Coppingers Court – Gallane (near Roury)
Coppingers Court to the East of Glandore near Rhoury
After the Battle of Kinsale the Irish chieftains of West Cork – O’Driscoll, O’Mahony, O’Donovan and O’Sullivan being the four strongest, lost most of their territory. Sir Walter Coppinger, a Cork merchant of Viking ancestry, acquired much of the O’Driscoll territory on the both sides of the Ilen River and a great deal of land near Rosscarbery. In 1614 he secured a royal patent to create a manor at Kilfinnan but instead he erected his manor in Roury Glen in the town land of Ballyvireen.
It is said that Coppinger intended the place to be a commercial centre and to make a navigable canal from Milltown to Roury Bridge, but death put an end to his projects. He had hoped to establish a town of considerable importance after the manor of Richard Boyle, Earl of Cork, who had built the town of Bandon. According to Smith in his history of Cork, this was the largest house in Carbery and the popular belief was that it had a chimney for every month, a door for every week and a window for every day of the year.
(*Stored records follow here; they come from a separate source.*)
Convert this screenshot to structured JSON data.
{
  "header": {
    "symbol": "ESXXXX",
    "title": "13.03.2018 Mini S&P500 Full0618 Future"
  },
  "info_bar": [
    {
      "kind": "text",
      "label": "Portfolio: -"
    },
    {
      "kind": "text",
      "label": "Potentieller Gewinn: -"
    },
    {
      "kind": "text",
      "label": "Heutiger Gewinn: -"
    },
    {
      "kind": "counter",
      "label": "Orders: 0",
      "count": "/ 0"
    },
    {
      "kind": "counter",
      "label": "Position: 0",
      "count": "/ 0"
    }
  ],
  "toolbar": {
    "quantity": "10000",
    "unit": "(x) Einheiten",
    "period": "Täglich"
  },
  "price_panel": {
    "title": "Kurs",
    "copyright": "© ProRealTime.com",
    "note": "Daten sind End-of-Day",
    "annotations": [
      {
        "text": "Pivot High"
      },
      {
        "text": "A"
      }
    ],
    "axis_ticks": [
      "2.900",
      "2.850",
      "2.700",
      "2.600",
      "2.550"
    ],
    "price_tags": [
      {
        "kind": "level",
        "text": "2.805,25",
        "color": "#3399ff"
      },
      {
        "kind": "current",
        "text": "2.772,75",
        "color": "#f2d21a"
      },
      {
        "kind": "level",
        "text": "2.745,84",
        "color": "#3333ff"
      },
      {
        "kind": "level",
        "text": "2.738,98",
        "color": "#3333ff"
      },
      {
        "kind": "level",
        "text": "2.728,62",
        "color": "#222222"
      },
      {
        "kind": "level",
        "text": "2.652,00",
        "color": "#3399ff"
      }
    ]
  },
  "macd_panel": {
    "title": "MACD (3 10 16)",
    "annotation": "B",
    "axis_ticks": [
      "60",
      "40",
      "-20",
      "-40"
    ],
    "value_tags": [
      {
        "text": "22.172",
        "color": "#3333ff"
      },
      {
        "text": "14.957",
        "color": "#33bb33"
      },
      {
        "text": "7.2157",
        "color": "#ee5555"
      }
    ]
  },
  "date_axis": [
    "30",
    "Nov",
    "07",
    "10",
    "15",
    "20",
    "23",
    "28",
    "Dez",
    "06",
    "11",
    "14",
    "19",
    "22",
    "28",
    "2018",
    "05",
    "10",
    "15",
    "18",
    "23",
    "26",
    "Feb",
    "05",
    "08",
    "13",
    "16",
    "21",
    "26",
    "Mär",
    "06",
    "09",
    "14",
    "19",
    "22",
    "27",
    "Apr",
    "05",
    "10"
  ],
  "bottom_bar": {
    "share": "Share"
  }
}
The Coppingers took the losing Royalist side in the wars of the 1640’s. In 1641 the house was attached, ransacked and partially burned. After his death, the portion of his estate at Roury was purchased by Thomas Beecher of Sherkin and later held in fee by Sir Henry Beecher. Sir Walter was succeeded by his son, Dominick, who succeeded by his son James. In the Jacobite war of 1690-91, the Coppingers supported James II against William of Orange. In the aftermath they lost most of the estates left to them after Cromwell in the 1640s. It is certain that Coppinger’s Court fell into ruins in 1641 and in the Jacobite Was of 1690s. A new aristocracy took over West Cork from 1700 to 1900. In the Ross area were the Hungerfords, Townsends, Beechers,Frekes, Frenches and Somervilles.
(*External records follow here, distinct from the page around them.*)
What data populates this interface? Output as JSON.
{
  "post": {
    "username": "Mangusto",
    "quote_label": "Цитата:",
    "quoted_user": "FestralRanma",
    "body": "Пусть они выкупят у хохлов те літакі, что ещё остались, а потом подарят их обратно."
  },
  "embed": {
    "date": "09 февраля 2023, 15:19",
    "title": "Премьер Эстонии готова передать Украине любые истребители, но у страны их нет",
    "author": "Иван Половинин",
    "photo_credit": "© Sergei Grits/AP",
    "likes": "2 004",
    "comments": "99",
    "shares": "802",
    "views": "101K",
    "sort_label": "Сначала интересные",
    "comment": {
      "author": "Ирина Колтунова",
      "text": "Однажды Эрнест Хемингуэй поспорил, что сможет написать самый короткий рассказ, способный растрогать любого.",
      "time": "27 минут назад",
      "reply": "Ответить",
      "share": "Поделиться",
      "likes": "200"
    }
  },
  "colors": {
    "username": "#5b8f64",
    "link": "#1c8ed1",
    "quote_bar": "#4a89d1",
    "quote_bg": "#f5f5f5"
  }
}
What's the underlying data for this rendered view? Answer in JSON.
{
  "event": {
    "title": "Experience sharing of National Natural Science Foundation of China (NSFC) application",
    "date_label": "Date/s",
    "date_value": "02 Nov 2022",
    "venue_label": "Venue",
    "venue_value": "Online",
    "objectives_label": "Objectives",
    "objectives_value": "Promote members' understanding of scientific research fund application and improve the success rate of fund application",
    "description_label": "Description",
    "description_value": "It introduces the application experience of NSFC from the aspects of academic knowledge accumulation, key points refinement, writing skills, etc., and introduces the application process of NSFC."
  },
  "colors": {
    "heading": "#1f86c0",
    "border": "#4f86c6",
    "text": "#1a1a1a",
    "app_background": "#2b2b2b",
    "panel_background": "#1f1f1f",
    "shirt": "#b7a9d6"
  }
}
Hidden Treasure – Coppinger’s Court
About half-way between Glandore and Rosscarbery, near Roury, is the ruin of an old house which belonged to the Coppingers long ago (Coppingers Court). There was a big lawn in the front of the house with silver gates at the entrance. During the Rising of 1641, the house was attacked. The two silver gates were stolen. They were taken to Lough Avrickeen – that is a small lake about half a mile south-east of the new church in Glandore. They were thrown in there and it is said they are still there.
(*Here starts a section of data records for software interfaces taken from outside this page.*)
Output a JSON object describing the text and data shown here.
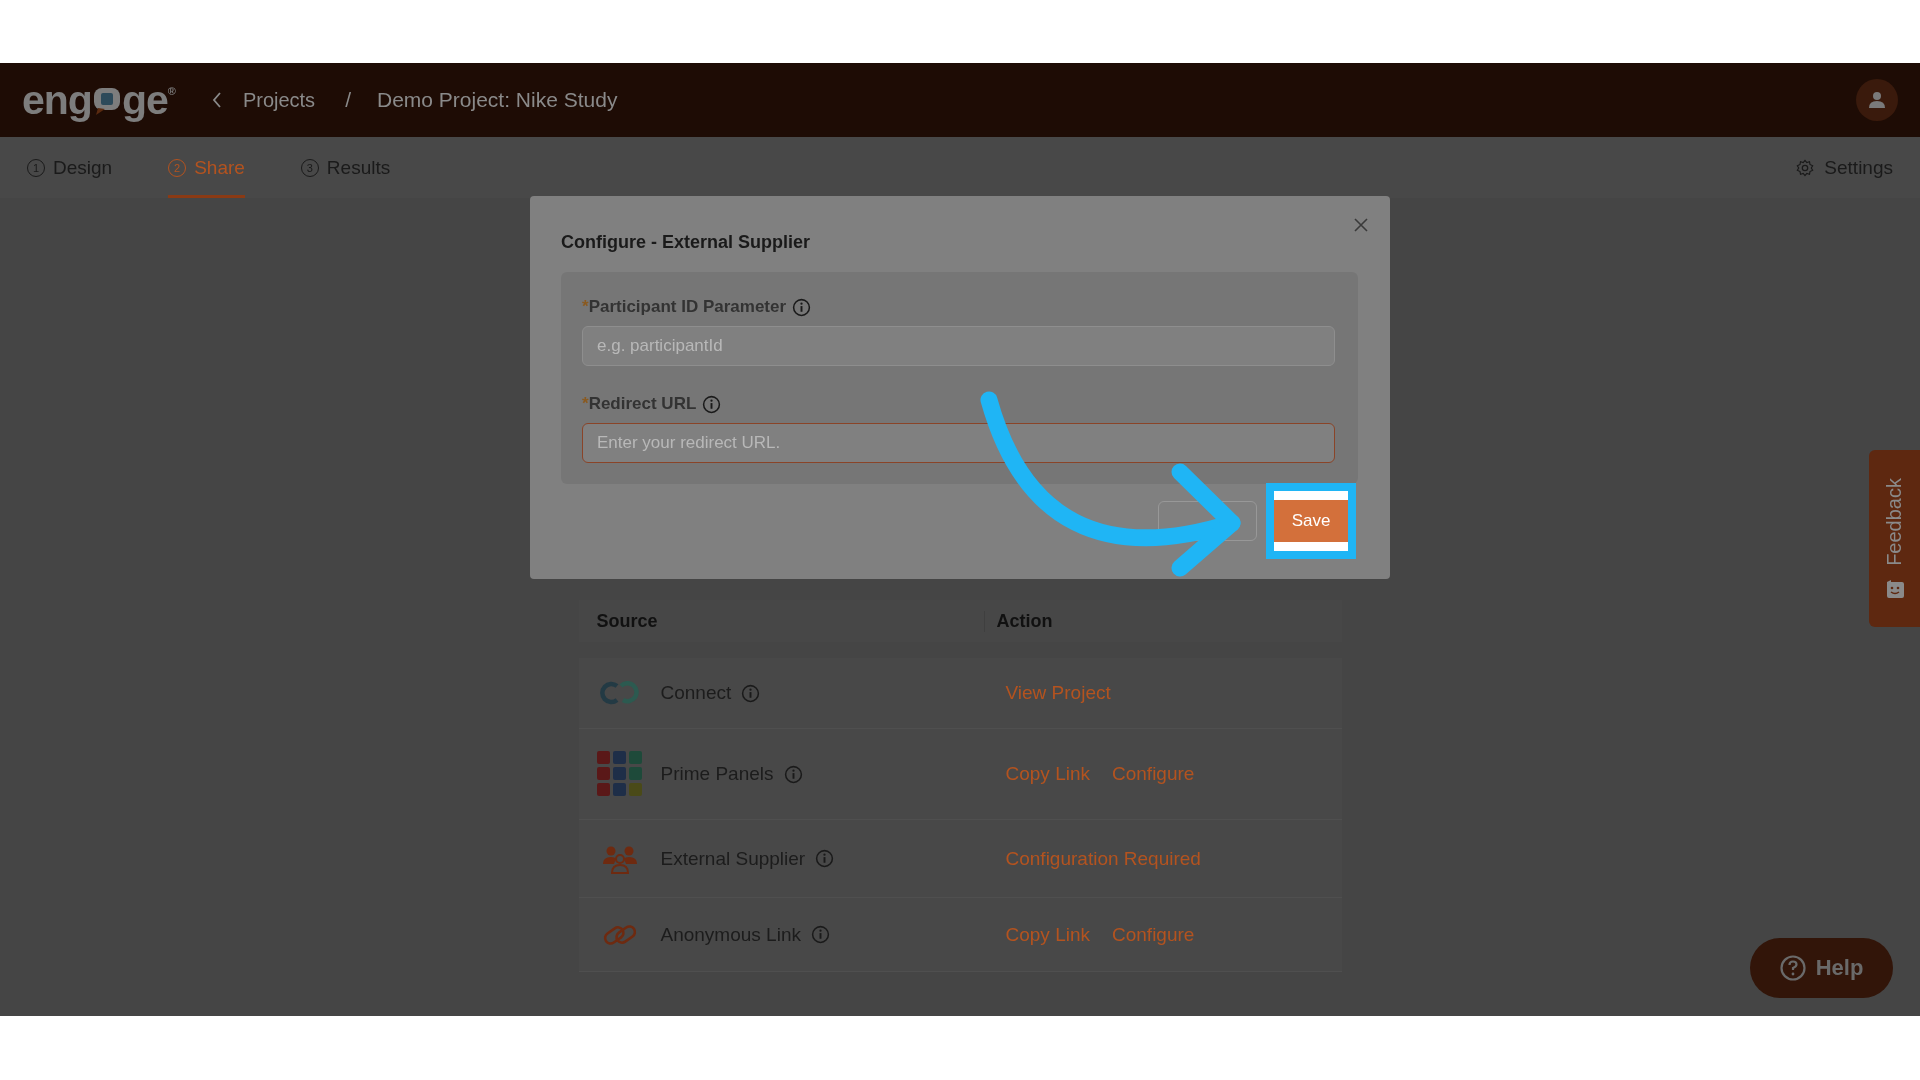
{
  "header": {
    "logo": {
      "text_left": "eng",
      "text_right": "ge",
      "registered": "®"
    },
    "breadcrumbs": [
      {
        "label": "Projects",
        "kind": "link"
      },
      {
        "label": "/",
        "kind": "separator"
      },
      {
        "label": "Demo Project: Nike Study",
        "kind": "current"
      }
    ]
  },
  "tabs": [
    {
      "step": "1",
      "label": "Design",
      "selected": false
    },
    {
      "step": "2",
      "label": "Share",
      "selected": true
    },
    {
      "step": "3",
      "label": "Results",
      "selected": false
    }
  ],
  "settings": "Settings",
  "modal": {
    "title": "Configure - External Supplier",
    "fields": [
      {
        "label": "Participant ID Parameter",
        "required_mark": "*",
        "placeholder": "e.g. participantId",
        "error": false
      },
      {
        "label": "Redirect URL",
        "required_mark": "*",
        "placeholder": "Enter your redirect URL.",
        "error": true
      }
    ],
    "save_button": "Save"
  },
  "table": {
    "columns": [
      "Source",
      "Action"
    ],
    "rows": [
      {
        "source": "Connect",
        "kind": "connect",
        "actions": [
          "View Project"
        ]
      },
      {
        "source": "Prime Panels",
        "kind": "grid",
        "actions": [
          "Copy Link",
          "Configure"
        ]
      },
      {
        "source": "External Supplier",
        "kind": "people",
        "actions": [
          "Configuration Required"
        ]
      },
      {
        "source": "Anonymous Link",
        "kind": "link",
        "actions": [
          "Copy Link",
          "Configure"
        ]
      }
    ]
  },
  "feedback": "Feedback",
  "help": "Help"
}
This is an extract from Eugene Daly’s book: Leap and Glandore Fact and Folklore.